When faced with IFR approaches, there are very few options available to emergency medical helicopter pilots. Among those is a software-based area navigation tool for helicopters offered by Hickok and Associates.
Recently tested in Bern, Switzerland for Swiss Air Ambulance at Insel-Spital hospital, the IFR system should gain official acceptance with the Swiss Federal Office of Civil Aviation in mid-2008.
Using the existing Global Navigation Satellite System receiver in the helicopter, Hickok uses point-in-space navigation to determine a flight path, a virtual runway of sorts, for pilots to follow in landing.
"I just wanted to know why I can’t fly my helicopter from heliport to heliport like a plane flies from airport to airport," President Stephen Hickok said.
While the FAA requires 5000 ft of clearance around a helipad, the area outside that circumference could contain many obstructions, limiting available approaches.
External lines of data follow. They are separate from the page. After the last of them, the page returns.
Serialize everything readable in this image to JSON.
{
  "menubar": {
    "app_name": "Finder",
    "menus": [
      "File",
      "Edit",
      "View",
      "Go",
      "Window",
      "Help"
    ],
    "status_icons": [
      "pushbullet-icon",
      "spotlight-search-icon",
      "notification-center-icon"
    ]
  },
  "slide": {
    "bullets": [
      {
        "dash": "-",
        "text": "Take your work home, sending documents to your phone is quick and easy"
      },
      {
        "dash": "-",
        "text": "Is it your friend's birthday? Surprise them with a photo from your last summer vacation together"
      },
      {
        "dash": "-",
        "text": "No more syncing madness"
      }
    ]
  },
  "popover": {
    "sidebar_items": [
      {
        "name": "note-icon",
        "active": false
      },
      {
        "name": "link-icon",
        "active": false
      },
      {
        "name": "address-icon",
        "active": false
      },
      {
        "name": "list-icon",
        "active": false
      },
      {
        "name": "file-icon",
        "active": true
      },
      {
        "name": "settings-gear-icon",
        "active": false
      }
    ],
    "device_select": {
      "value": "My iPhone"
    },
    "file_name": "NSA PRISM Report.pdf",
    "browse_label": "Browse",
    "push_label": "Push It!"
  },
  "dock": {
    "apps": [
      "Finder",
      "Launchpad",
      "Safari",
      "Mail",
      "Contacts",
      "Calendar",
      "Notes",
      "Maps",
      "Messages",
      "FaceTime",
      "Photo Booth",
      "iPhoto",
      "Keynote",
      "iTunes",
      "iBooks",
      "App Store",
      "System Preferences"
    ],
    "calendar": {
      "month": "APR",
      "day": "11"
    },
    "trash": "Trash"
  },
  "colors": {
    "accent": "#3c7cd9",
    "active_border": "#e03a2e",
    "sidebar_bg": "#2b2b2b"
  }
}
Hickok’s system takes these obstructions and determines the available unobstructed approaches. The system uses defined approach patterns based on both geographical and manmade obstacles as topographical information to determine a safe approach pattern.
"This is basically a 3D runway where the helicopter is decelerating and descending to the point of stopping before landing," Hickok said.
Hickok will help determine safe approaches into any heliport and establish available GPS coordinates for pilots to follow.
According to Hickok, the company will update approach patterns as needed using existing maintenance proposal databases. These databases track local urban development activities of all kinds.
Hickok also intends to share these maintenance proposals with helicopter operators as projects become known. This will allow operators to enter discussions in their community so they can voice the effect these developments will have on their missions. — Evan Sweetman